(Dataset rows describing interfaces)
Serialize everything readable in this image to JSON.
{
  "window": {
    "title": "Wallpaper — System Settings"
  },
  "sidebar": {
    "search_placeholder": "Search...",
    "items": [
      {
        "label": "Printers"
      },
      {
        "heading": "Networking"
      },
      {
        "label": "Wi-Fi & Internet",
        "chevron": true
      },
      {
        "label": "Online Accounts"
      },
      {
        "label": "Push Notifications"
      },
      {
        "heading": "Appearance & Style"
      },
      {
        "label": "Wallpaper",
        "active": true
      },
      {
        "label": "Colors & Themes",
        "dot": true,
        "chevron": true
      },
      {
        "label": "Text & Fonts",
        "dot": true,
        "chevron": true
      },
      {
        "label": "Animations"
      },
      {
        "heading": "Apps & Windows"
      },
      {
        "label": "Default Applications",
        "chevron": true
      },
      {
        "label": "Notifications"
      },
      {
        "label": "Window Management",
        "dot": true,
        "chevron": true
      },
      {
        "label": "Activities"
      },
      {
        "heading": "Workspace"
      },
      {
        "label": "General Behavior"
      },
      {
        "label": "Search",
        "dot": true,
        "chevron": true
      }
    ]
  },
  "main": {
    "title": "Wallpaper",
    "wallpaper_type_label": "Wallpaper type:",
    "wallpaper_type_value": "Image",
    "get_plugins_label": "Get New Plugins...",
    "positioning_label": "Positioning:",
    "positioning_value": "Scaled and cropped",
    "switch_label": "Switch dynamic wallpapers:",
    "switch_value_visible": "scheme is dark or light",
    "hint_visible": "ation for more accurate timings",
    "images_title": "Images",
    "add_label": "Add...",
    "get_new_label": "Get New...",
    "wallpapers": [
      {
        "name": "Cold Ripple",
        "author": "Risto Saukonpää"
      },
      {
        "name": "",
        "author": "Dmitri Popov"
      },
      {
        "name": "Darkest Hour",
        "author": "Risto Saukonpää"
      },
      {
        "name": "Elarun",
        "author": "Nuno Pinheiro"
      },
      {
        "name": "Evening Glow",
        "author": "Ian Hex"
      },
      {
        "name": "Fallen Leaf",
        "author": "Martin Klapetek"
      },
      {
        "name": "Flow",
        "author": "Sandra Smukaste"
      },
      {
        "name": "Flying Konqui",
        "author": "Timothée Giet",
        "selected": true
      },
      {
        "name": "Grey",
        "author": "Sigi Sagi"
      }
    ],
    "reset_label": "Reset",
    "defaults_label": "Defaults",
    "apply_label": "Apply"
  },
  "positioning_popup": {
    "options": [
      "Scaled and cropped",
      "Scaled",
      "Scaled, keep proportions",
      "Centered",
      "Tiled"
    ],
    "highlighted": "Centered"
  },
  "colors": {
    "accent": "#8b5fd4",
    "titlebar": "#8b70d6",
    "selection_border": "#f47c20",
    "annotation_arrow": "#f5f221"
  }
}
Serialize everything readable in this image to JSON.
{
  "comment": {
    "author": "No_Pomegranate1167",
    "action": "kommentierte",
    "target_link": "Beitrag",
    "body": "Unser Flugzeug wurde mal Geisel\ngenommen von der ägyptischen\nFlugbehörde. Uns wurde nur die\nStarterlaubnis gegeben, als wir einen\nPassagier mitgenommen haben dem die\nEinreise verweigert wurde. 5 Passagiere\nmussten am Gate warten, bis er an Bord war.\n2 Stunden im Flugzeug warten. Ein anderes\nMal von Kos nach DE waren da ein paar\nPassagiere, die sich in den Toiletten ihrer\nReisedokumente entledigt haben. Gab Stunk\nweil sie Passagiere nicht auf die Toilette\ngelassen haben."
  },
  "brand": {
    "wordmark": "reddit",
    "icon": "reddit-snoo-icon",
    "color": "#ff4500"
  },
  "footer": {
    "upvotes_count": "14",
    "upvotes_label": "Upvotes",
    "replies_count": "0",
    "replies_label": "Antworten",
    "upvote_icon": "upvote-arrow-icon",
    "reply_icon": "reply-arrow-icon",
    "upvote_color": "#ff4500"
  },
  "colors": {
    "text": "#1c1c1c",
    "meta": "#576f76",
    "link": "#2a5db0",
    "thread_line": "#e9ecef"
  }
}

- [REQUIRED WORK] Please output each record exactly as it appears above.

- [WORKED SOLUTION]
Serialize everything readable in this image to JSON.
{
  "window": {
    "title": "Wallpaper — System Settings"
  },
  "sidebar": {
    "search_placeholder": "Search...",
    "items": [
      {
        "label": "Printers"
      },
      {
        "heading": "Networking"
      },
      {
        "label": "Wi-Fi & Internet",
        "chevron": true
      },
      {
        "label": "Online Accounts"
      },
      {
        "label": "Push Notifications"
      },
      {
        "heading": "Appearance & Style"
      },
      {
        "label": "Wallpaper",
        "active": true
      },
      {
        "label": "Colors & Themes",
        "dot": true,
        "chevron": true
      },
      {
        "label": "Text & Fonts",
        "dot": true,
        "chevron": true
      },
      {
        "label": "Animations"
      },
      {
        "heading": "Apps & Windows"
      },
      {
        "label": "Default Applications",
        "chevron": true
      },
      {
        "label": "Notifications"
      },
      {
        "label": "Window Management",
        "dot": true,
        "chevron": true
      },
      {
        "label": "Activities"
      },
      {
        "heading": "Workspace"
      },
      {
        "label": "General Behavior"
      },
      {
        "label": "Search",
        "dot": true,
        "chevron": true
      }
    ]
  },
  "main": {
    "title": "Wallpaper",
    "wallpaper_type_label": "Wallpaper type:",
    "wallpaper_type_value": "Image",
    "get_plugins_label": "Get New Plugins...",
    "positioning_label": "Positioning:",
    "positioning_value": "Scaled and cropped",
    "switch_label": "Switch dynamic wallpapers:",
    "switch_value_visible": "scheme is dark or light",
    "hint_visible": "ation for more accurate timings",
    "images_title": "Images",
    "add_label": "Add...",
    "get_new_label": "Get New...",
    "wallpapers": [
      {
        "name": "Cold Ripple",
        "author": "Risto Saukonpää"
      },
      {
        "name": "",
        "author": "Dmitri Popov"
      },
      {
        "name": "Darkest Hour",
        "author": "Risto Saukonpää"
      },
      {
        "name": "Elarun",
        "author": "Nuno Pinheiro"
      },
      {
        "name": "Evening Glow",
        "author": "Ian Hex"
      },
      {
        "name": "Fallen Leaf",
        "author": "Martin Klapetek"
      },
      {
        "name": "Flow",
        "author": "Sandra Smukaste"
      },
      {
        "name": "Flying Konqui",
        "author": "Timothée Giet",
        "selected": true
      },
      {
        "name": "Grey",
        "author": "Sigi Sagi"
      }
    ],
    "reset_label": "Reset",
    "defaults_label": "Defaults",
    "apply_label": "Apply"
  },
  "positioning_popup": {
    "options": [
      "Scaled and cropped",
      "Scaled",
      "Scaled, keep proportions",
      "Centered",
      "Tiled"
    ],
    "highlighted": "Centered"
  },
  "colors": {
    "accent": "#8b5fd4",
    "titlebar": "#8b70d6",
    "selection_border": "#f47c20",
    "annotation_arrow": "#f5f221"
  }
}
Serialize everything readable in this image to JSON.
{
  "comment": {
    "author": "No_Pomegranate1167",
    "action": "kommentierte",
    "target_link": "Beitrag",
    "body": "Unser Flugzeug wurde mal Geisel\ngenommen von der ägyptischen\nFlugbehörde. Uns wurde nur die\nStarterlaubnis gegeben, als wir einen\nPassagier mitgenommen haben dem die\nEinreise verweigert wurde. 5 Passagiere\nmussten am Gate warten, bis er an Bord war.\n2 Stunden im Flugzeug warten. Ein anderes\nMal von Kos nach DE waren da ein paar\nPassagiere, die sich in den Toiletten ihrer\nReisedokumente entledigt haben. Gab Stunk\nweil sie Passagiere nicht auf die Toilette\ngelassen haben."
  },
  "brand": {
    "wordmark": "reddit",
    "icon": "reddit-snoo-icon",
    "color": "#ff4500"
  },
  "footer": {
    "upvotes_count": "14",
    "upvotes_label": "Upvotes",
    "replies_count": "0",
    "replies_label": "Antworten",
    "upvote_icon": "upvote-arrow-icon",
    "reply_icon": "reply-arrow-icon",
    "upvote_color": "#ff4500"
  },
  "colors": {
    "text": "#1c1c1c",
    "meta": "#576f76",
    "link": "#2a5db0",
    "thread_line": "#e9ecef"
  }
}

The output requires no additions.